How enzymes have evolved to their present form is linked to the question of how pathways emerged and evolved into extant metabolic networks. To investigate this mechanism, we have explored the chemical diversity present in a largely unbiased dataset of catalytic reactions processed by modern enzymes across the tree of life. In order to get a quantitative estimate of enzyme chemical diversity, we measure enzyme multispecificity or promiscuity using the reaction molecular signatures.
Our main finding is that reactions that are catalyzed by a highly specific enzyme are shared by poorly divergent species, suggesting a later emergence of this function during evolution. In contrast, reactions that are catalyzed by highly promiscuous enzymes are more likely to appear uniformly distributed across species in the tree of life. From a functional point of view, promiscuous enzymes are mainly involved in amino acid and lipid metabolisms, which might be associated with the earliest form of biochemical reactions. In this way, results presented in this paper might assist us into the identification of primeval promiscuous catalytic functions contributing to life’s minimal metabolism.

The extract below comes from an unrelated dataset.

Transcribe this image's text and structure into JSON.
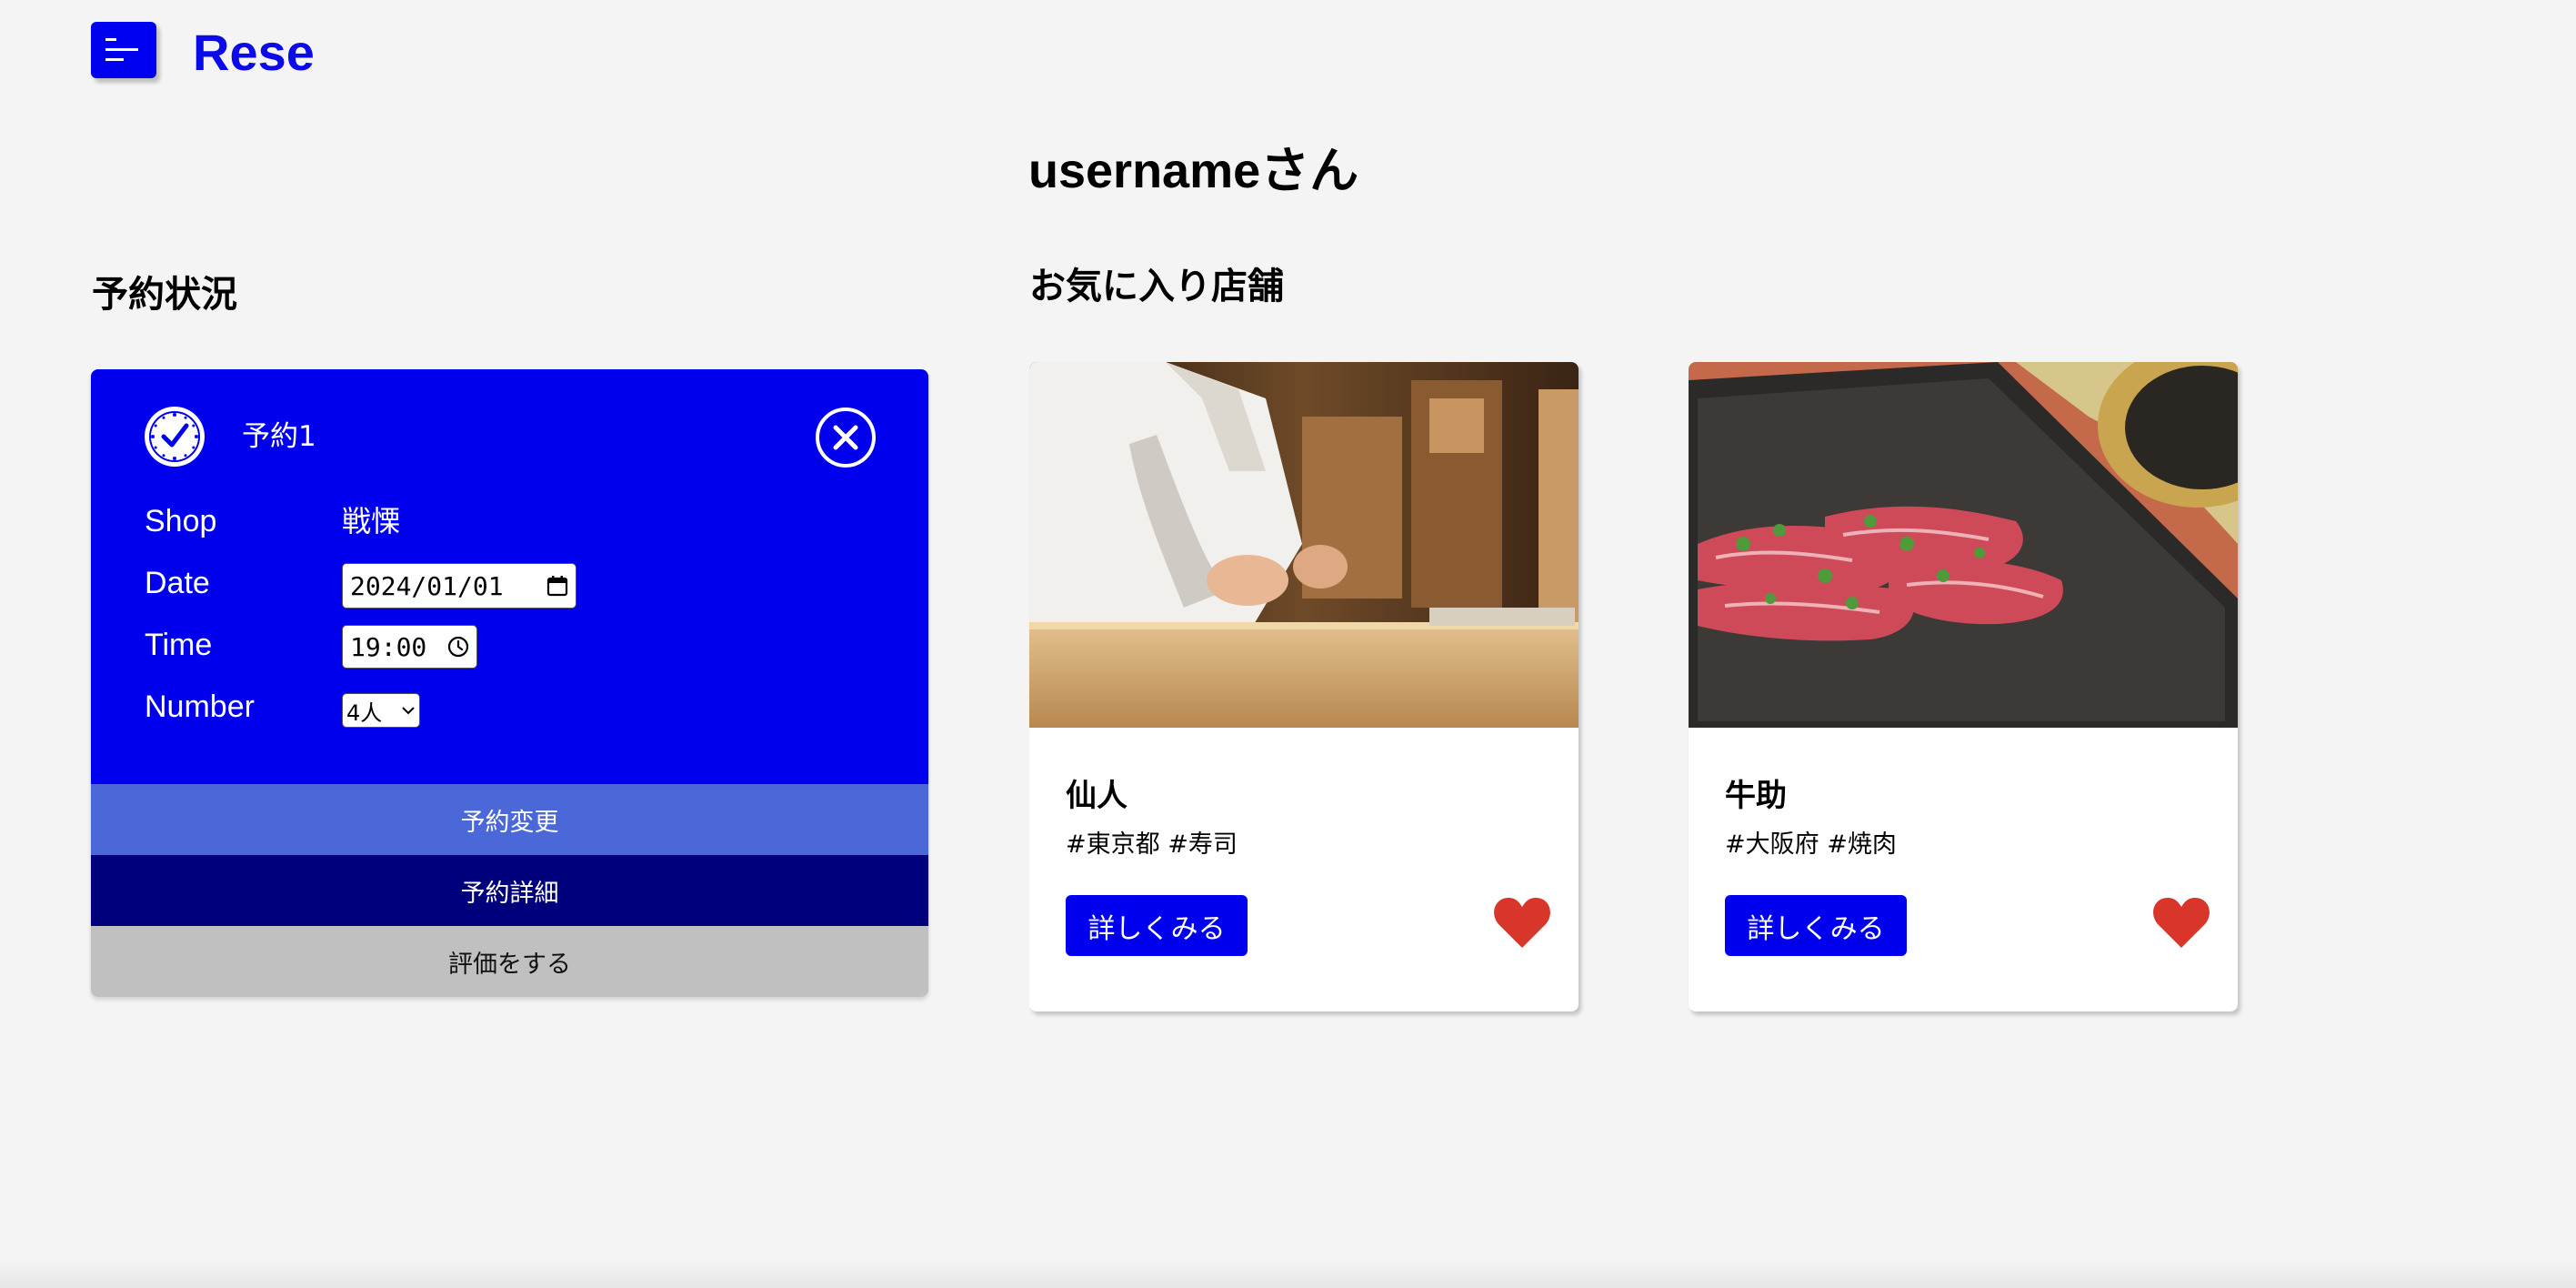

Carbonell P, Lecointre G, Faulon JL. Origins of specificity and promiscuity in metabolic networks, J Biol Chem, 2011. | doi: 10.1074/jbc.M111.274050